About the Women Writers Vector Toolkit

This project was generously supported by a Northeastern Tier 1 Seed Grant and is part of the Women Writers Project’s WWP Lab. Bringing together expertise across Humanities, Information Sciences, and Computer Science disciplines, the Women Writers Vector Toolkit is a resource on the analysis of TEI-encoded XML documents using word embedding models. This toolkit demonstrates how to transform TEI-encoded data using XSLT and XQuery; train word embedding models on the transformed texts; conduct exploratory queries and research; and implement different pedagogical approaches to using word embedding models in the classroom. While this project primarily uses the Women Writers Online corpus, many of the processes described here can be applied to other TEI-encoded corpora. We hope to be an example for others who wish to implement similar tools with their own corpora.

About the Women Writers Project

The Women Writers Project is a long-term research and publication project focusing on early women’s writing in English. Our goal is to bring texts by pre-Victorian women writers out of the archive and make them accessible to a wide audience of teachers, students, scholars, and the general reader. We have been working since 1988 on building an electronic collection of rare and less familiar texts, and on researching the complex issues involved in representing early printed texts in digital form.

“Word Vectors for the Thoughtful Humanist”

Thanks to a generous grant from the NEH’s Institutes for Advanced Topics in the Digital Humanities program, the WWP will be teaching a series of advanced workshops to introduce teachers and researchers at varied levels of expertise to the text analysis methods and interpretive questions arising from word embedding models. We plan four institutes in all: two focused on teaching and two focused on research, with an introductory and intensive event for each. Introductory institutes will be taught using the Word Vector Interface, and will include not only the WWP’s sample models but also models trained on participants’ own corpora. For more information and to apply, see here.

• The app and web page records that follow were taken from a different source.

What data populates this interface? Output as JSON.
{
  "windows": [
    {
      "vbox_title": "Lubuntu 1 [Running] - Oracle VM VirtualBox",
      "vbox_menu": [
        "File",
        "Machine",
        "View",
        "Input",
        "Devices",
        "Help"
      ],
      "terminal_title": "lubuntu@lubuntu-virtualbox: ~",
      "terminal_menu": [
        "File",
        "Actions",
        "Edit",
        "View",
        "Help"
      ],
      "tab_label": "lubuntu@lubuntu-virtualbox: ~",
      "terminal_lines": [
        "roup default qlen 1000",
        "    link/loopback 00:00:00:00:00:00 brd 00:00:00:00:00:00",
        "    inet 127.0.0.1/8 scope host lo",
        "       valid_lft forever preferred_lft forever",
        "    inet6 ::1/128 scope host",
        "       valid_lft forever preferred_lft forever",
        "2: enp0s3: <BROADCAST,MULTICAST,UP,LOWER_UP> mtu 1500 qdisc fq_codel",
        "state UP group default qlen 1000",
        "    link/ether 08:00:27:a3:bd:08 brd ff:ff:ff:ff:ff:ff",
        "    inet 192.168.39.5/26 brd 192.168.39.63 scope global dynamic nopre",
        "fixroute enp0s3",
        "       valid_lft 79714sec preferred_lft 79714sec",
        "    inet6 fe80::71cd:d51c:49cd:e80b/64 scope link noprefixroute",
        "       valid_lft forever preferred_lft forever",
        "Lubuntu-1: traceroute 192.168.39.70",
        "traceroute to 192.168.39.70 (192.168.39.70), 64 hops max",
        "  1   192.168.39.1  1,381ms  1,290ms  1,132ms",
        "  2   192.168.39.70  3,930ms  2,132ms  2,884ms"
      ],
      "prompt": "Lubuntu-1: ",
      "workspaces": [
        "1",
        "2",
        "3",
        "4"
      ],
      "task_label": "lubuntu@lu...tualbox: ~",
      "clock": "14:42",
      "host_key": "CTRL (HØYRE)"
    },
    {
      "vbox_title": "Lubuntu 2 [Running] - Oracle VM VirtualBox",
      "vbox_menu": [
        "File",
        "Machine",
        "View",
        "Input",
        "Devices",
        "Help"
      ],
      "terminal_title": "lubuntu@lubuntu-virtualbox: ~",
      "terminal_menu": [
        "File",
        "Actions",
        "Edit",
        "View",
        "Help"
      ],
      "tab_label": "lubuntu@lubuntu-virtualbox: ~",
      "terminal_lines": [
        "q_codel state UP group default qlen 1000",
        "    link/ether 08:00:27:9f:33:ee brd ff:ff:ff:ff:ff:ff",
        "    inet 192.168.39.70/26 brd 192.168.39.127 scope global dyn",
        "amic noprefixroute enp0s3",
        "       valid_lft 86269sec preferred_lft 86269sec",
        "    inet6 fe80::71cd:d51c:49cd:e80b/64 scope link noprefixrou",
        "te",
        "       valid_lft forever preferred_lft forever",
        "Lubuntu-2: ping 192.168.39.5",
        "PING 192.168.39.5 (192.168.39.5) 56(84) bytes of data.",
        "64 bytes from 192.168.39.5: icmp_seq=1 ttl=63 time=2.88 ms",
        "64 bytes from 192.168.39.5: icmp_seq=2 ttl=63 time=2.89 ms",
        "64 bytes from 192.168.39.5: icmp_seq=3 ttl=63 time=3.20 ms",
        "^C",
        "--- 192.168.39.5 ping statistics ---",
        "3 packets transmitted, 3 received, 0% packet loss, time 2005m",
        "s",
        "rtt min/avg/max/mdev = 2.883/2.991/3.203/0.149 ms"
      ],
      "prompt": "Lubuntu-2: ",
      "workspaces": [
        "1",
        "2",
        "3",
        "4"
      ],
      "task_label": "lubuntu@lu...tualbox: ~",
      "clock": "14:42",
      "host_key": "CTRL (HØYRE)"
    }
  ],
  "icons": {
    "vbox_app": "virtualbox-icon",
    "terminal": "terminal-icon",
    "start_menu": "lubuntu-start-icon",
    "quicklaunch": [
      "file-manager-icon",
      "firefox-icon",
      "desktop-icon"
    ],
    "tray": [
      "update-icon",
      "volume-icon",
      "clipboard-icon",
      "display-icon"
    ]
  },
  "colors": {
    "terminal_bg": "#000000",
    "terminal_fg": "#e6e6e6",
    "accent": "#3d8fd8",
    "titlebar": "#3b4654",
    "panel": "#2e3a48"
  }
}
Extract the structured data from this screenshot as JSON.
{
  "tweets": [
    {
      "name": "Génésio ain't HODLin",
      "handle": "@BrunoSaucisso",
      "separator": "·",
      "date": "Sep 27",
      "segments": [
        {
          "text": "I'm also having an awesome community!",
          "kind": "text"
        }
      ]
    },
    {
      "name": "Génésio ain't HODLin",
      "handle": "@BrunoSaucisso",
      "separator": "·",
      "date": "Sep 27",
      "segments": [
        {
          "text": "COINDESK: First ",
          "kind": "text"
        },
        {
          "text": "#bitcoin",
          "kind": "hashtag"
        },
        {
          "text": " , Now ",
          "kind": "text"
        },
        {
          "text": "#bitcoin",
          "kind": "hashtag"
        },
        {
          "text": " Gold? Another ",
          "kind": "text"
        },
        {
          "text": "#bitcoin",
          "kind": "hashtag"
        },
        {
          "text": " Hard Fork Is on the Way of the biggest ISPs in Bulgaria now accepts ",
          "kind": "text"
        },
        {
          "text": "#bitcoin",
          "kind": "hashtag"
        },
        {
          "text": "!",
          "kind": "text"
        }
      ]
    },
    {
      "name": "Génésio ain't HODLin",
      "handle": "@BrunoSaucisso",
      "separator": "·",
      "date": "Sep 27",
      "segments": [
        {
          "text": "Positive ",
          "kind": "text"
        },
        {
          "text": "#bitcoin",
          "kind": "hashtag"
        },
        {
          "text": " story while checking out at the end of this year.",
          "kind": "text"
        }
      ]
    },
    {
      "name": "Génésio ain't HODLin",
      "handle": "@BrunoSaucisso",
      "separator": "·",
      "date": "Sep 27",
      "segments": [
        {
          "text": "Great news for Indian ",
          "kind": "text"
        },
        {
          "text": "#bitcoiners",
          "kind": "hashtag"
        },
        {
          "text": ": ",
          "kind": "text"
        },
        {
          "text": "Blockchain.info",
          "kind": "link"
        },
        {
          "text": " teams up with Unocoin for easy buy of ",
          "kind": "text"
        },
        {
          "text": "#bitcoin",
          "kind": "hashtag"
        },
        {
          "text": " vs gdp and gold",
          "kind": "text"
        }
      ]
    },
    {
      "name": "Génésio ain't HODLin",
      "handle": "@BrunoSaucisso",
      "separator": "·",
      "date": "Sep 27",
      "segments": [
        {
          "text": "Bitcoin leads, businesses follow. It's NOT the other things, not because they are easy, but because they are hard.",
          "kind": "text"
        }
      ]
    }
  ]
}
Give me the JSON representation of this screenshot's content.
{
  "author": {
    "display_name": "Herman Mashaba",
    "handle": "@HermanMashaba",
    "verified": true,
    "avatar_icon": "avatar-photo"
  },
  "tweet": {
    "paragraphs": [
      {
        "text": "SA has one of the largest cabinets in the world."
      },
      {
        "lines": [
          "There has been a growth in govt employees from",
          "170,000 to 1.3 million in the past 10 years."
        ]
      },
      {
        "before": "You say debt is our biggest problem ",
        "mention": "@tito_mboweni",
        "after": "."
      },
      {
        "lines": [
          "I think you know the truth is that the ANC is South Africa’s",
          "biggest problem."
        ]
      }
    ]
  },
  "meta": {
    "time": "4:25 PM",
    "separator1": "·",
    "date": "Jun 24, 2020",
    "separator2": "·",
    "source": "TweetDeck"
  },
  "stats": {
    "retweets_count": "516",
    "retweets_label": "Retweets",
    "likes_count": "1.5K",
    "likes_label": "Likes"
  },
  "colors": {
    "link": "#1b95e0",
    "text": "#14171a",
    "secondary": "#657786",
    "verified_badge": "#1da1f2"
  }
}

“About the WWVT” Video

For more on the background of the Women Writers Vector Toolkit, and additional information about how the project developed, see this video:

Word Vectors for the Thoughtful Humanist has been made possible in part by a major grant from the National Endowment for the Humanities: Exploring the human endeavor. Any views, findings, conclusions, or recommendations expressed in this project, do not necessarily represent those of the National Endowment for the Humanities.